- [REQUIREMENT]: Look through the records below and copy each line that includes the word "Dolgozónkénti".

- [SUPPLIED MATERIAL]:
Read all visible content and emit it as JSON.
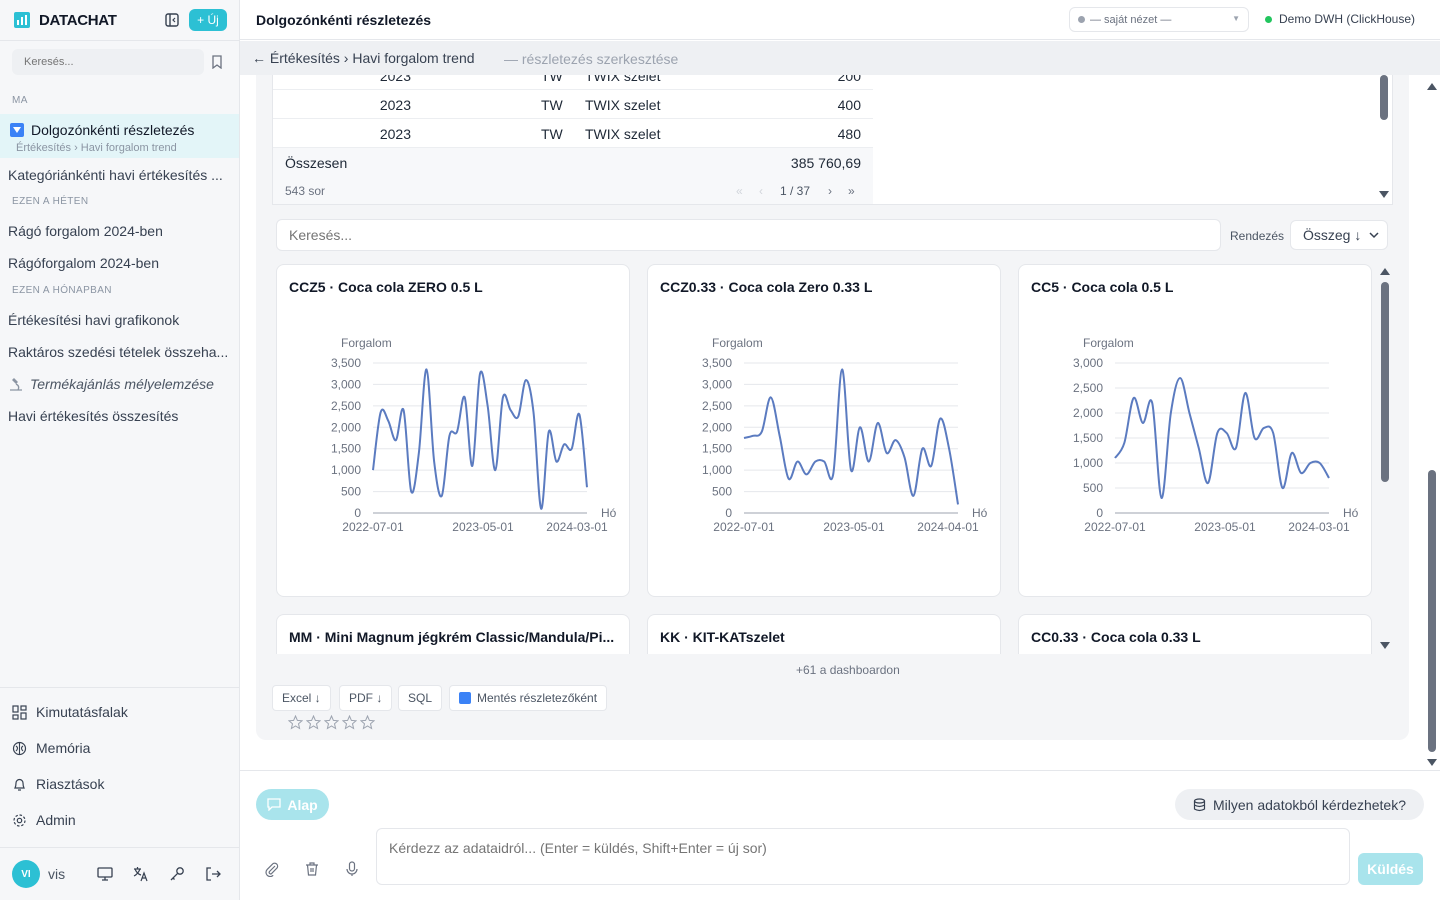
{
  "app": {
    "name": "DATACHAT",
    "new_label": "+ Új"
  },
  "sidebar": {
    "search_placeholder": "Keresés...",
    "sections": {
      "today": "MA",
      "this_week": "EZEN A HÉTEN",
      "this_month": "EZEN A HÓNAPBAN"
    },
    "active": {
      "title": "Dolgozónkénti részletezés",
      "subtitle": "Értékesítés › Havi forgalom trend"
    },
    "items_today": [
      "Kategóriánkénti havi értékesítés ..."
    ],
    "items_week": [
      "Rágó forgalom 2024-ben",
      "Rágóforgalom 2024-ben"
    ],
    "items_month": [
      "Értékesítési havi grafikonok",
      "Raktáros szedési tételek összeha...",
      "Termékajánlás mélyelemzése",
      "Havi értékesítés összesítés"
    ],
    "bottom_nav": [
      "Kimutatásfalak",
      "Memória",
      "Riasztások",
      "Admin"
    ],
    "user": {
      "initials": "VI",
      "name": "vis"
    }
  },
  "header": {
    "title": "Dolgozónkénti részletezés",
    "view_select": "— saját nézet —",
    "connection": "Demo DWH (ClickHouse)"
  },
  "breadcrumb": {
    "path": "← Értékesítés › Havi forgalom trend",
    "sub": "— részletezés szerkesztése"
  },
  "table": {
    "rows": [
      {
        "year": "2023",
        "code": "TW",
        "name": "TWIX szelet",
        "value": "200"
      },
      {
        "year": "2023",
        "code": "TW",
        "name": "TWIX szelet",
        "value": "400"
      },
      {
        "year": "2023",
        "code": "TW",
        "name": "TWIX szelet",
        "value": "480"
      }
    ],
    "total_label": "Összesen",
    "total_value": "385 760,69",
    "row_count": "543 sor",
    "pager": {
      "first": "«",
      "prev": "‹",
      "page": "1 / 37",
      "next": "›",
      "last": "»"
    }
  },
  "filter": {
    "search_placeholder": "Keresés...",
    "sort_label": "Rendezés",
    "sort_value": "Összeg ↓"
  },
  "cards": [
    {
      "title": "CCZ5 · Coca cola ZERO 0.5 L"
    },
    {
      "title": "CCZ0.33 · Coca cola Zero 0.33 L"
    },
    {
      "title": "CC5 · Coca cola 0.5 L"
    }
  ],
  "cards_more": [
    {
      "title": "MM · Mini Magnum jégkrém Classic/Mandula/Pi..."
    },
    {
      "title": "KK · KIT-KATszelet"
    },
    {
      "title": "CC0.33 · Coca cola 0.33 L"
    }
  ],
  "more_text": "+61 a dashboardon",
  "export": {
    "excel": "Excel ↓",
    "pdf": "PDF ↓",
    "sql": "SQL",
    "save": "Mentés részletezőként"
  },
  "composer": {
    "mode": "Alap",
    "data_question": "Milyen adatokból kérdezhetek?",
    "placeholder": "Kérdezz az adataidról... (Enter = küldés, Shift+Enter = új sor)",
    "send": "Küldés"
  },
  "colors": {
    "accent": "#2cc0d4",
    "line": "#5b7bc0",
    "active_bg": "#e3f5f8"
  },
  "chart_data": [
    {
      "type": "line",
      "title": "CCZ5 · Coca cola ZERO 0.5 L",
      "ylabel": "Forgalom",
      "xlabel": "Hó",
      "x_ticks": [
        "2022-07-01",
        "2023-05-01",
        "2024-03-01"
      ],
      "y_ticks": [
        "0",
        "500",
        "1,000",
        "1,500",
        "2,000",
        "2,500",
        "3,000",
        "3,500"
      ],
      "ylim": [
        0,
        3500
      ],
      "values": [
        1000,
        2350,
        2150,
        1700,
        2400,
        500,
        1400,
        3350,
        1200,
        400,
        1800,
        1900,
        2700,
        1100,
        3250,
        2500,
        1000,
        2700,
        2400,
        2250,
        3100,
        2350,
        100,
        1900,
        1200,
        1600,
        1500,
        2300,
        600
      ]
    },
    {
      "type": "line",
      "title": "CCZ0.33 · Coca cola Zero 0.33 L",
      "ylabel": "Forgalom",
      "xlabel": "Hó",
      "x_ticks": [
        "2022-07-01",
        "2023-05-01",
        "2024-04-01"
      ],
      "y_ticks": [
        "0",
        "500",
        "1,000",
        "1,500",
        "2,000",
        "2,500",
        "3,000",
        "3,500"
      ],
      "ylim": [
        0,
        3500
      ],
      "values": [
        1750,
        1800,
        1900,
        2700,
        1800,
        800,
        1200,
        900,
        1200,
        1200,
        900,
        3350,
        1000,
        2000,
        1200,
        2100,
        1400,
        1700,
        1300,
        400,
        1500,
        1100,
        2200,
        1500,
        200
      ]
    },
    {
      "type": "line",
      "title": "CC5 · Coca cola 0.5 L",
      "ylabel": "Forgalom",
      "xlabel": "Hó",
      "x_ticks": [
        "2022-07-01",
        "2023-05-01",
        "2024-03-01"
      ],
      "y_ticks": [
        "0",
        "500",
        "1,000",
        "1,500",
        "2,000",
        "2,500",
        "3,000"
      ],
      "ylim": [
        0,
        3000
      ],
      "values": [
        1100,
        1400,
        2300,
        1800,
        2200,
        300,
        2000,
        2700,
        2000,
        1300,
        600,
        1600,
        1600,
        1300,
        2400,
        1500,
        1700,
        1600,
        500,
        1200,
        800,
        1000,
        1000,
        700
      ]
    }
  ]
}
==
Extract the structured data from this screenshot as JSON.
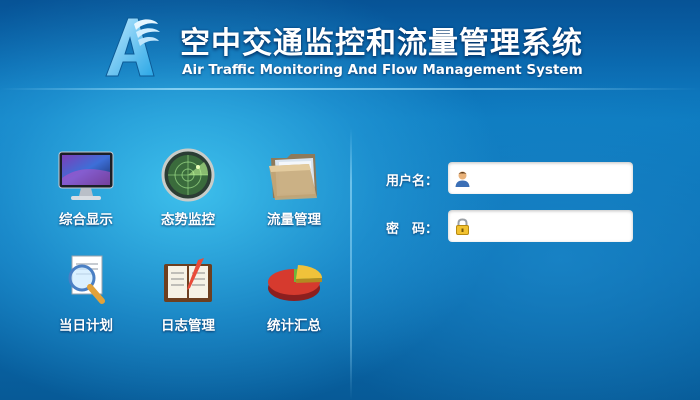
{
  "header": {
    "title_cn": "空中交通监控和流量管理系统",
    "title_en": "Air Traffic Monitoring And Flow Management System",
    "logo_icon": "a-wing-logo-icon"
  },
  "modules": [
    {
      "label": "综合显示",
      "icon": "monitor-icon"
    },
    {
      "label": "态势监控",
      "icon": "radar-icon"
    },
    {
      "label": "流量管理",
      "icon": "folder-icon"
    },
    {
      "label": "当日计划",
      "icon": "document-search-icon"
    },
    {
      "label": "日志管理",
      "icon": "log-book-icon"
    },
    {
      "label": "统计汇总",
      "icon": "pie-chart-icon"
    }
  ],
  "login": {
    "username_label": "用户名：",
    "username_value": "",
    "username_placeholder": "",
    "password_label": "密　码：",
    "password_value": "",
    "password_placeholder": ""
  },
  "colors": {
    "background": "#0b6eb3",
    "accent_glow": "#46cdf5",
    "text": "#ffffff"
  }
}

- [ANSWER TO THIS PROBLEM]:
      "title": "Dolgozónkénti részletezés",
    "title": "Dolgozónkénti részletezés",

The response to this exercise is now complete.